>>
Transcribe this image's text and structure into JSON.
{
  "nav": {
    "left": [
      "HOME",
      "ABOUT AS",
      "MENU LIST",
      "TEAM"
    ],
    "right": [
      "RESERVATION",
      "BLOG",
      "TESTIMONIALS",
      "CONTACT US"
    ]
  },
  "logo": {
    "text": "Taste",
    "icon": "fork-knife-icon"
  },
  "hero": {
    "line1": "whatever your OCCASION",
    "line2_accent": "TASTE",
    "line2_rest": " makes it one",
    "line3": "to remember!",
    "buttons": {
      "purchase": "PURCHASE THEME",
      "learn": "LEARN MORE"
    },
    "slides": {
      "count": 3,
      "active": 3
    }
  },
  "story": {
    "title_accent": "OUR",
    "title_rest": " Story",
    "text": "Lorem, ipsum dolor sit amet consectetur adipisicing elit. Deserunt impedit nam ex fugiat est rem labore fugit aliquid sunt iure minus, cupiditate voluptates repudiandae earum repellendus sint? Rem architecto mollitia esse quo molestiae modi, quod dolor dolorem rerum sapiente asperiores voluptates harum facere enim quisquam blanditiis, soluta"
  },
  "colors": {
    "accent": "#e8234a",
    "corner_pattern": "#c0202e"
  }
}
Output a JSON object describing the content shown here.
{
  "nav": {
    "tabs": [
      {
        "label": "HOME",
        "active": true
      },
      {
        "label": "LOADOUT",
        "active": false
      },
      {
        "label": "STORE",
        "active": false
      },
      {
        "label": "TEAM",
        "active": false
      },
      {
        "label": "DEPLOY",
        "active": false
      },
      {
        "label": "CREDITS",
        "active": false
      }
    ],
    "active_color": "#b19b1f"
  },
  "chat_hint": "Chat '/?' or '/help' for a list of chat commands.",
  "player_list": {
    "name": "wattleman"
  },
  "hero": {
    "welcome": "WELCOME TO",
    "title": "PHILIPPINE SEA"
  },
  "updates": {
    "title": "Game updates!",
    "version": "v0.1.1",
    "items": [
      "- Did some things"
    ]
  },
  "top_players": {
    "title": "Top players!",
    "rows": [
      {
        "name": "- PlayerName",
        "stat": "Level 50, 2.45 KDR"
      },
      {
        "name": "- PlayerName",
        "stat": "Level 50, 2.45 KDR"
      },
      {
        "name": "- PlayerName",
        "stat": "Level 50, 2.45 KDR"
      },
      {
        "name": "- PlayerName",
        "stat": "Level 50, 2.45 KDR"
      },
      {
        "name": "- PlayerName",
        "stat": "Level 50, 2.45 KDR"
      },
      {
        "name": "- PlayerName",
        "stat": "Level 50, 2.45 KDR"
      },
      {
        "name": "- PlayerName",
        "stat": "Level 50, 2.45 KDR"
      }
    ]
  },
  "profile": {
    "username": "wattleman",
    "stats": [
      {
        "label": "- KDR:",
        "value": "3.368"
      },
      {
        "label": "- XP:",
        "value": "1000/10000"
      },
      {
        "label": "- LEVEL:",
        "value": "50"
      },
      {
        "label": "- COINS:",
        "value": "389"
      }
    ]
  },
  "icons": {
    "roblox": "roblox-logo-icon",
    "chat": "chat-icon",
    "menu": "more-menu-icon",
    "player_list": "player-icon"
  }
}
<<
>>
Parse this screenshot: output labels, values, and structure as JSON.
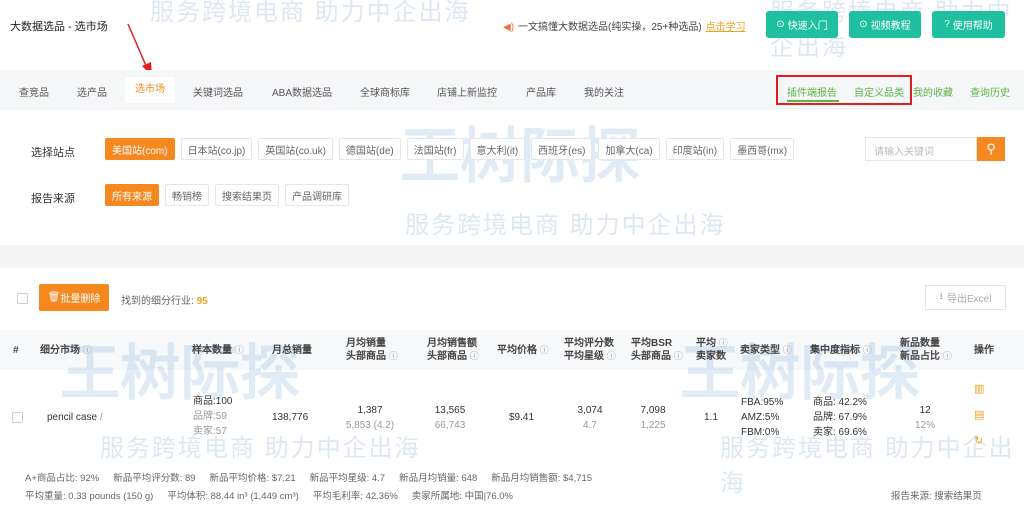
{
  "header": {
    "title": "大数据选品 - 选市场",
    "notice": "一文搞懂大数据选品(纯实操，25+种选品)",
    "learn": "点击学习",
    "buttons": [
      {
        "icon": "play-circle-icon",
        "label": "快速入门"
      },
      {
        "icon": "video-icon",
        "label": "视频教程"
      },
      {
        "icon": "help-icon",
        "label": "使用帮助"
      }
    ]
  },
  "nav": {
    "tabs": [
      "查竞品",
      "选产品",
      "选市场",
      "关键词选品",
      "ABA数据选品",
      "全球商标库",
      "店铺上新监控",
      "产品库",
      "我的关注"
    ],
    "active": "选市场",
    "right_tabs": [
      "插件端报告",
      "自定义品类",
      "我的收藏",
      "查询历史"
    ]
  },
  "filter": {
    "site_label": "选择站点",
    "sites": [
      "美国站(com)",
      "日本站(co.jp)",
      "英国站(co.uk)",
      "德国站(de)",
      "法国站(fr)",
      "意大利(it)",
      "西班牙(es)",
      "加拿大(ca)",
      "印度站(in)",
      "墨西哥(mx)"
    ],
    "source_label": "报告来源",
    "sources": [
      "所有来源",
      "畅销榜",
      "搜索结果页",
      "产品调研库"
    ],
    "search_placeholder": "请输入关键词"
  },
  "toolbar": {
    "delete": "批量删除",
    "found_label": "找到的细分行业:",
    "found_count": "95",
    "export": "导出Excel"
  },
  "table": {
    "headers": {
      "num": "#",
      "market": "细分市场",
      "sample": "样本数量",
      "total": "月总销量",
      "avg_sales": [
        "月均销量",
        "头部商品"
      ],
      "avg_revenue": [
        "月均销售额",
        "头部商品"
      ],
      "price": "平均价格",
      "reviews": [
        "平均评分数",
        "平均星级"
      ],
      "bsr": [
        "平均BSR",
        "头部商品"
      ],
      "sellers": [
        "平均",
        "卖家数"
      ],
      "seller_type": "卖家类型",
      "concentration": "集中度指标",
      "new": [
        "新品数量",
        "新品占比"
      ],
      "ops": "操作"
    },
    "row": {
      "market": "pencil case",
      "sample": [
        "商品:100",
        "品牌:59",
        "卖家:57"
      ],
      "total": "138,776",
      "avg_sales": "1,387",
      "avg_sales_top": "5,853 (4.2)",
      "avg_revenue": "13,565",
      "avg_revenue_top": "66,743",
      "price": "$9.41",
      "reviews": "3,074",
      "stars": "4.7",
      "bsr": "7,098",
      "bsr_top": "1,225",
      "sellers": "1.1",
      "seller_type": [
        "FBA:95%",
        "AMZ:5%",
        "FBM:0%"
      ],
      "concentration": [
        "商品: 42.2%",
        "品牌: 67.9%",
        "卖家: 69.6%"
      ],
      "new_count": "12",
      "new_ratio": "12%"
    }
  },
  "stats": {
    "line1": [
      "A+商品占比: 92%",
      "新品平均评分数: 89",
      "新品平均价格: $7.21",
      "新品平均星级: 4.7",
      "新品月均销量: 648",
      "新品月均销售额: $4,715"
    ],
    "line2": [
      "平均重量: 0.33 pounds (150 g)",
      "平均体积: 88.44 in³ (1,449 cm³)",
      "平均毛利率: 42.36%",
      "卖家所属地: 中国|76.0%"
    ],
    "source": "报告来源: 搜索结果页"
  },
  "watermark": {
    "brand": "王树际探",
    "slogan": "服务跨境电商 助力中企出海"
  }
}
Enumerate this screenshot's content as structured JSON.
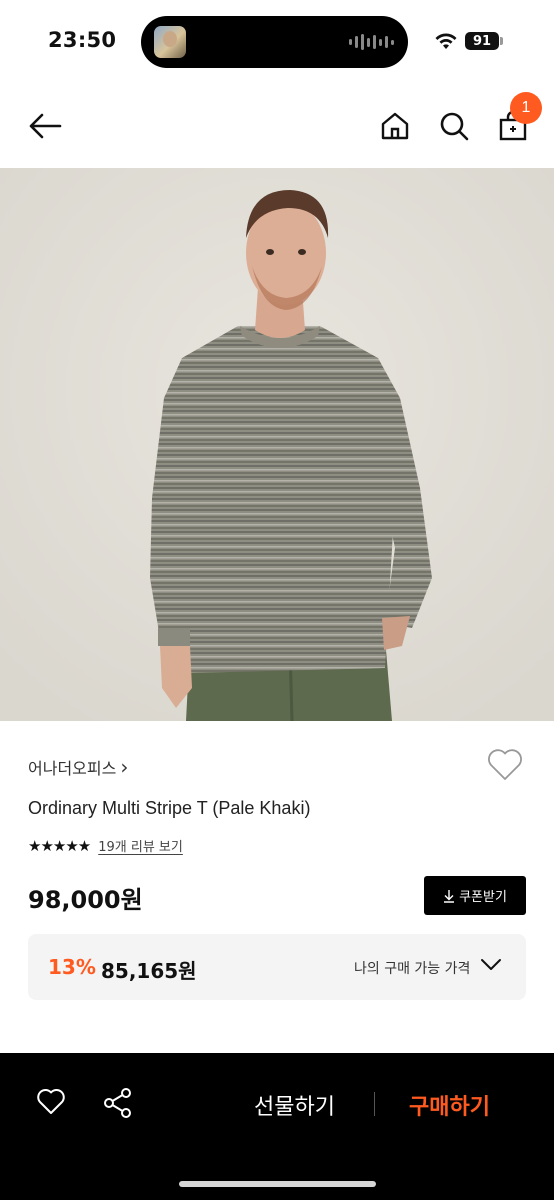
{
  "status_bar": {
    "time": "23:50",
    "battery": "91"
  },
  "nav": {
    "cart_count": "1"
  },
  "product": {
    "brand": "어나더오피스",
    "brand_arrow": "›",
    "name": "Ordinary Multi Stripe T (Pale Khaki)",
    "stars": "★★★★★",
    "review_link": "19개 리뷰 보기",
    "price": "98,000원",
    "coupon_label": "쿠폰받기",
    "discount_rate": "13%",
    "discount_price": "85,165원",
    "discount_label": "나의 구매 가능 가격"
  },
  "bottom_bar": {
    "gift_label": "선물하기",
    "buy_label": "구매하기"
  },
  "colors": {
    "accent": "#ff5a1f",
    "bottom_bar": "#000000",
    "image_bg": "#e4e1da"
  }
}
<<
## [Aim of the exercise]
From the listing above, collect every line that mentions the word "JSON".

## [Your response]
Transcribe this image's text and structure into JSON.
Output a JSON object describing the content shown here.
Parse this screenshot: output labels, values, and structure as JSON.
Enumerate this screenshot's content as structured JSON.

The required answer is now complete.